“We are waiting for you in the village of Alakurtti, ulitsa N. Naberezhnaya 50, tel. 8 911 314 4155, 8 911 336 3863.”
A warning based on the story of one of our guests: Although Alakurtti is NOT closed to foreigners the local police will monitor you closely and may burst in in the middle of night to check your documents. Alakurtti remains the last point before the Finnish border where you can find accommodation, and since the border crossing closes at 9pm it is wise to make a note of Alakurtti accommodation.
[After some deliberation I’ve removed maps for the fear that their publication may encourage treasure/souvenir hunters.]
Vasily Ivanovich has kindly shared with me this 1943 1:100000 map showing German fortifications in the River Verman area, where the front along the Verman river hadn’t moved from September 1941 to September 1944. German fortifications are indicated as black circles on the second map. They are a bit west from the river because they probably represent the second layer of defence. Pink line is the modern road to Alakurtti. I’m putting this on the list of places to explore once snow melts in the woods and it dries up a bit.

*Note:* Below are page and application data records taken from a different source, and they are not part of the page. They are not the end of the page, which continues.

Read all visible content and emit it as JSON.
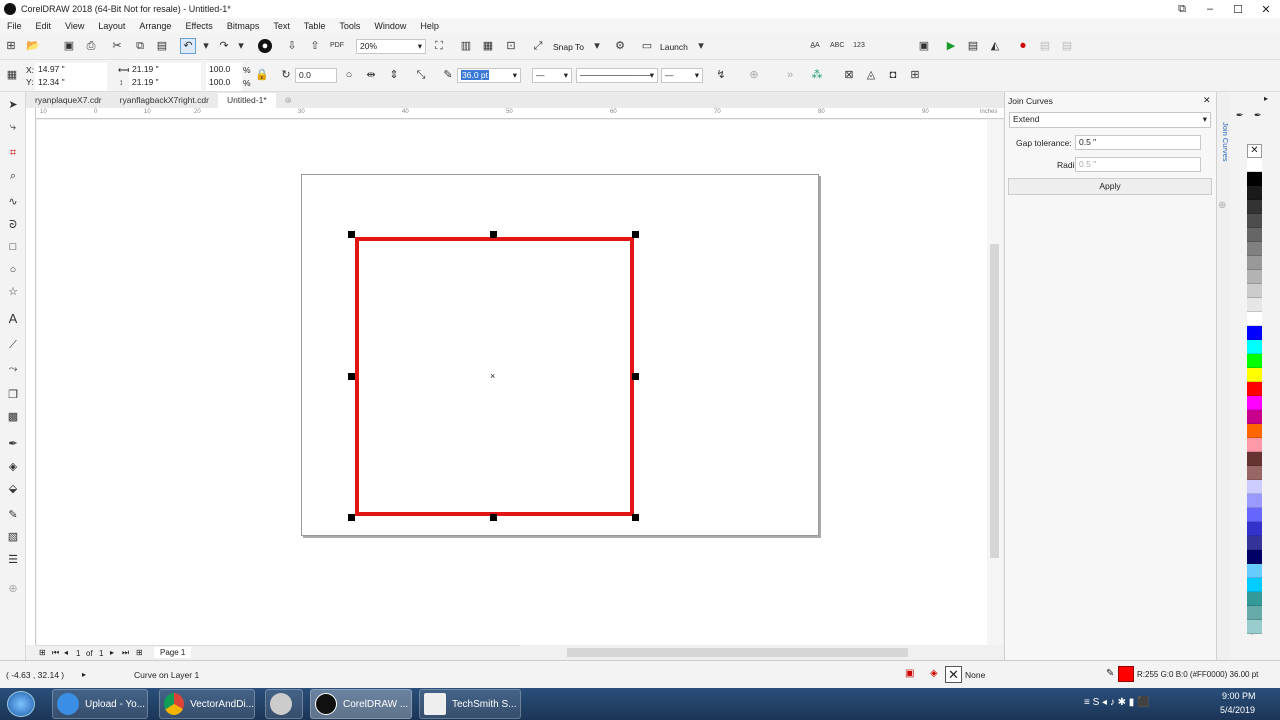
{
  "window": {
    "title": "CorelDRAW 2018 (64-Bit Not for resale) - Untitled-1*"
  },
  "menu": [
    "File",
    "Edit",
    "View",
    "Layout",
    "Arrange",
    "Effects",
    "Bitmaps",
    "Text",
    "Table",
    "Tools",
    "Window",
    "Help"
  ],
  "toolbar": {
    "zoom": "20%",
    "snap_to": "Snap To",
    "launch": "Launch"
  },
  "property_bar": {
    "x": "14.97 \"",
    "y": "12.34 \"",
    "width": "21.19 \"",
    "height": "21.19 \"",
    "scale_w": "100.0",
    "scale_h": "100.0",
    "pct": "%",
    "angle": "0.0",
    "outline_width": "36.0 pt"
  },
  "tabs": [
    "ryanplaqueX7.cdr",
    "ryanflagbackX7right.cdr",
    "Untitled-1*"
  ],
  "ruler": {
    "unit": "inches",
    "labels": [
      "10",
      "0",
      "10",
      "20",
      "30",
      "40",
      "50",
      "60",
      "70",
      "80",
      "90",
      "100"
    ]
  },
  "page_nav": {
    "current": "1",
    "of": "of",
    "total": "1",
    "page_tab": "Page 1"
  },
  "docker": {
    "title": "Join Curves",
    "mode": "Extend",
    "gap_label": "Gap tolerance:",
    "gap_value": "0.5 \"",
    "radius_label": "Radius:",
    "radius_value": "0.5 \"",
    "apply": "Apply",
    "side_tab": "Join Curves"
  },
  "status": {
    "coords": "( -4.63 , 32.14 )",
    "info": "Curve on Layer 1",
    "fill": "None",
    "outline": "R:255 G:0 B:0 (#FF0000)  36.00 pt"
  },
  "palette": [
    "#ffffff",
    "#000000",
    "#1a1a1a",
    "#333333",
    "#4d4d4d",
    "#666666",
    "#808080",
    "#999999",
    "#b3b3b3",
    "#cccccc",
    "#e6e6e6",
    "#ffffff",
    "#0000ff",
    "#00ffff",
    "#00ff00",
    "#ffff00",
    "#ff0000",
    "#ff00ff",
    "#c8008c",
    "#ff6600",
    "#ff99aa",
    "#663333",
    "#996666",
    "#ccccff",
    "#9999ff",
    "#6666ff",
    "#3333cc",
    "#333399",
    "#000066",
    "#66ccff",
    "#00ccff",
    "#339999",
    "#66aaaa",
    "#99cccc"
  ],
  "taskbar": {
    "items": [
      "Upload - Yo...",
      "VectorAndDi...",
      "",
      "CorelDRAW ...",
      "TechSmith S..."
    ],
    "time": "9:00 PM",
    "date": "5/4/2019"
  }
}
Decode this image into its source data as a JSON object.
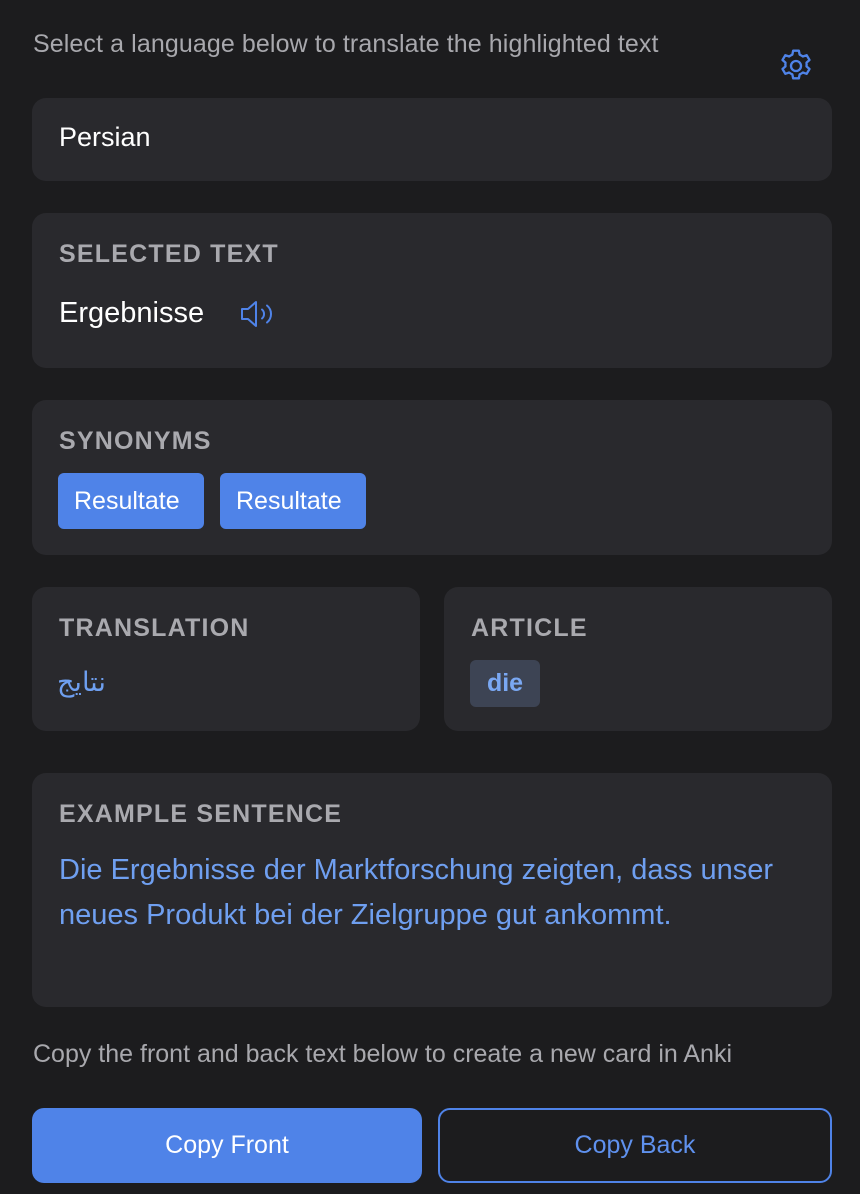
{
  "header": {
    "instruction": "Select a language below to translate the highlighted text",
    "settings_icon": "gear-icon"
  },
  "language_select": {
    "value": "Persian"
  },
  "selected_text": {
    "title": "SELECTED TEXT",
    "word": "Ergebnisse",
    "audio_icon": "speaker-icon"
  },
  "synonyms": {
    "title": "SYNONYMS",
    "items": [
      "Resultate",
      "Resultate"
    ]
  },
  "translation": {
    "title": "TRANSLATION",
    "value": "نتایج"
  },
  "article": {
    "title": "ARTICLE",
    "value": "die"
  },
  "example": {
    "title": "EXAMPLE SENTENCE",
    "sentence": "Die Ergebnisse der Marktforschung zeigten, dass unser neues Produkt bei der Zielgruppe gut ankommt."
  },
  "footer": {
    "instruction": "Copy the front and back text below to create a new card in Anki",
    "copy_front_label": "Copy Front",
    "copy_back_label": "Copy Back"
  },
  "colors": {
    "background": "#1c1c1e",
    "card": "#29292d",
    "accent": "#4f83e8",
    "accent_text": "#6f9ff0",
    "muted_text": "#a8a8ad"
  }
}
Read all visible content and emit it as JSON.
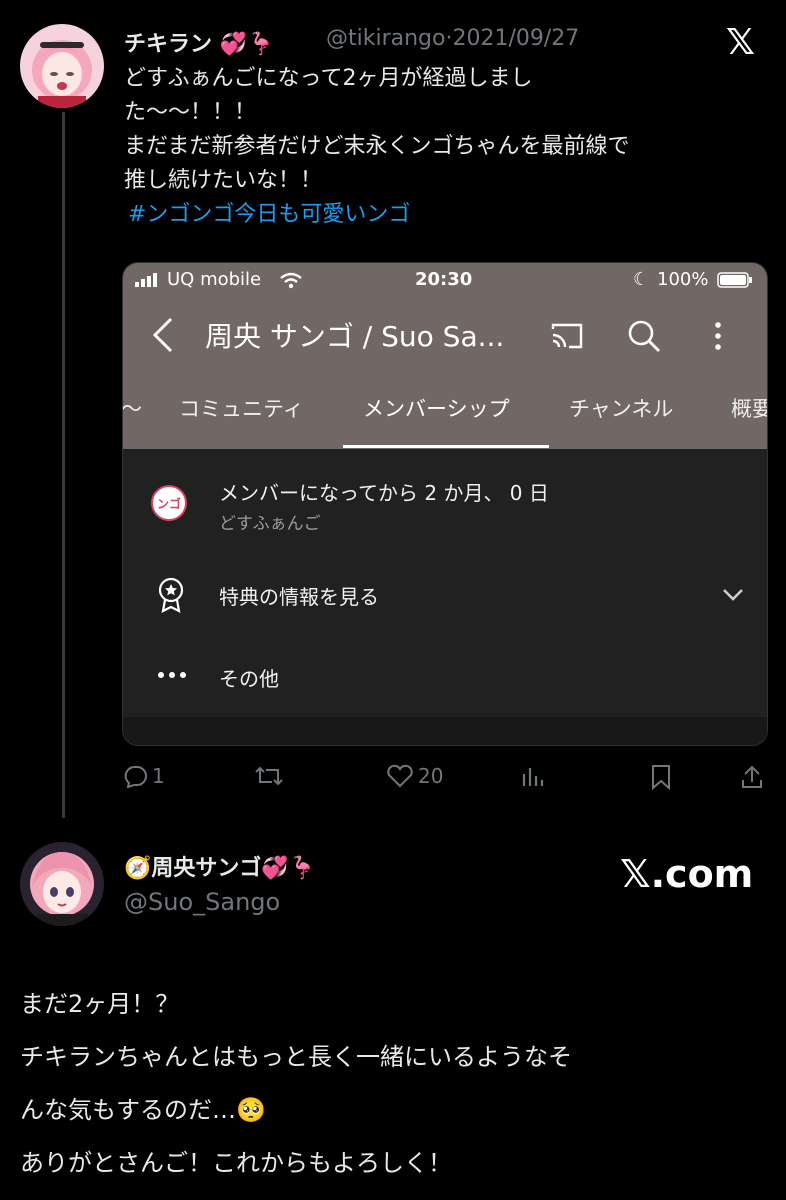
{
  "post": {
    "display_name": "チキラン",
    "emoji": "💞🦩",
    "handle": "@tikirango",
    "separator": "·",
    "date": "2021/09/27",
    "lines": [
      "どすふぁんごになって2ヶ月が経過しまし",
      "た〜〜！！！",
      "まだまだ新参者だけど末永くンゴちゃんを最前線で",
      "推し続けたいな！！"
    ],
    "hashtag": "#ンゴンゴ今日も可愛いンゴ",
    "logo": "𝕏"
  },
  "screenshot": {
    "carrier": "UQ mobile",
    "time": "20:30",
    "battery": "100%",
    "channel_title": "周央 サンゴ / Suo Sa...",
    "tabs": [
      "〜",
      "コミュニティ",
      "メンバーシップ",
      "チャンネル",
      "概要"
    ],
    "member_line": "メンバーになってから 2 か月、 0 日",
    "member_name": "どすふぁんご",
    "badge_text": "ンゴ",
    "perks_label": "特典の情報を見る",
    "other_label": "その他"
  },
  "actions": {
    "replies": "1",
    "likes": "20"
  },
  "reply": {
    "display_name": "周央サンゴ",
    "emoji_prefix": "🧭",
    "emoji_suffix": "💞🦩",
    "handle": "@Suo_Sango",
    "site": "𝕏.com",
    "lines": [
      "まだ2ヶ月！？",
      "チキランちゃんとはもっと長く一緒にいるようなそ",
      "んな気もするのだ…🥺",
      "ありがとさんご！これからもよろしく！"
    ]
  },
  "colors": {
    "accent": "#1d9bf0",
    "secondary": "#71767b",
    "yt_header": "#716765",
    "yt_body": "#212121"
  }
}
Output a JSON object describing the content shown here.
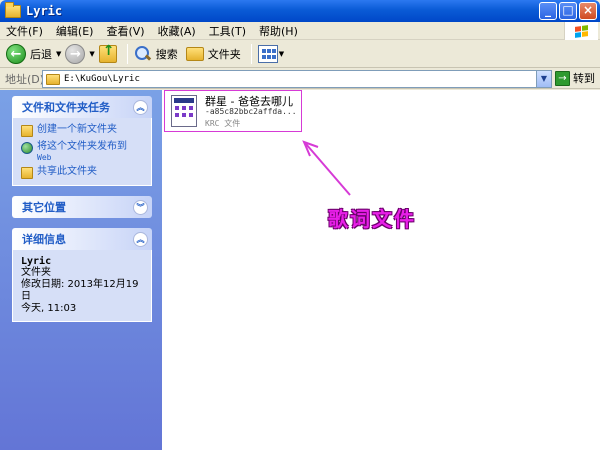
{
  "window": {
    "title": "Lyric"
  },
  "menubar": {
    "items": [
      "文件(F)",
      "编辑(E)",
      "查看(V)",
      "收藏(A)",
      "工具(T)",
      "帮助(H)"
    ]
  },
  "toolbar": {
    "back_label": "后退",
    "search_label": "搜索",
    "folders_label": "文件夹"
  },
  "address": {
    "label": "地址(D)",
    "path": "E:\\KuGou\\Lyric",
    "go_label": "转到"
  },
  "sidebar": {
    "tasks": {
      "title": "文件和文件夹任务",
      "items": [
        {
          "label": "创建一个新文件夹",
          "sub": ""
        },
        {
          "label": "将这个文件夹发布到",
          "sub": "Web"
        },
        {
          "label": "共享此文件夹",
          "sub": ""
        }
      ]
    },
    "other_places": {
      "title": "其它位置"
    },
    "details": {
      "title": "详细信息",
      "name": "Lyric",
      "type": "文件夹",
      "modified_line1": "修改日期: 2013年12月19日",
      "modified_line2": "今天, 11:03"
    }
  },
  "files": [
    {
      "name": "群星 - 爸爸去哪儿",
      "hash": "-a85c82bbc2affda...",
      "type": "KRC 文件"
    }
  ],
  "annotation": {
    "text": "歌词文件",
    "color": "#e81fe8"
  },
  "colors": {
    "title_bar": "#0a5bd6",
    "sidebar_bg": "#7aa1e6",
    "sidebar_link": "#215dc6",
    "selection_border": "#d63ad6"
  }
}
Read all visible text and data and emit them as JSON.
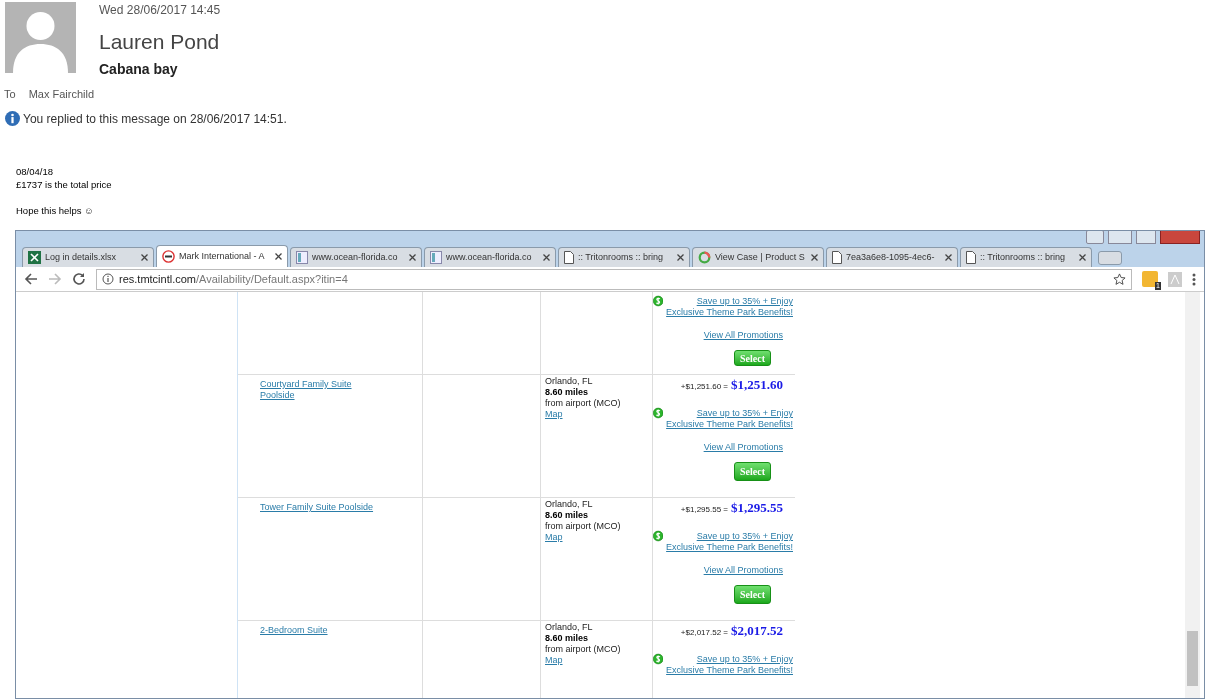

This is what was left there as of 2009:
(click to expand)
No special permission is needed for foreign travellers to go there.
Need a driver/guide in Kandalaksha and area? Write to email@example.com or call +7 921 155 5432. More >>
Beautiful Kandalaksha – a new, undiscovered tourist destination by the White Sea
Travelling eastward along Barents Road, the fi rst Russian city to crop up after the border is Kandalaksha. A community with a dramatic history, it lies nestled in natural beauty on the White Sea. This is an area well worth a visit, a ”mere” 500 km from the eastern Swedish border.
It’s often said that the journey is worth the trip, but in Kandalaksha’s case, the destination is the highlight. Once you’ve passed the border crossing at Salla, the road is lined with memories from the Great Patriotic War, as World War II was called in Russia. Large stone monuments with flowers, rusty shell cases and helmets are reminders of the battles on the Finnish- Russian front.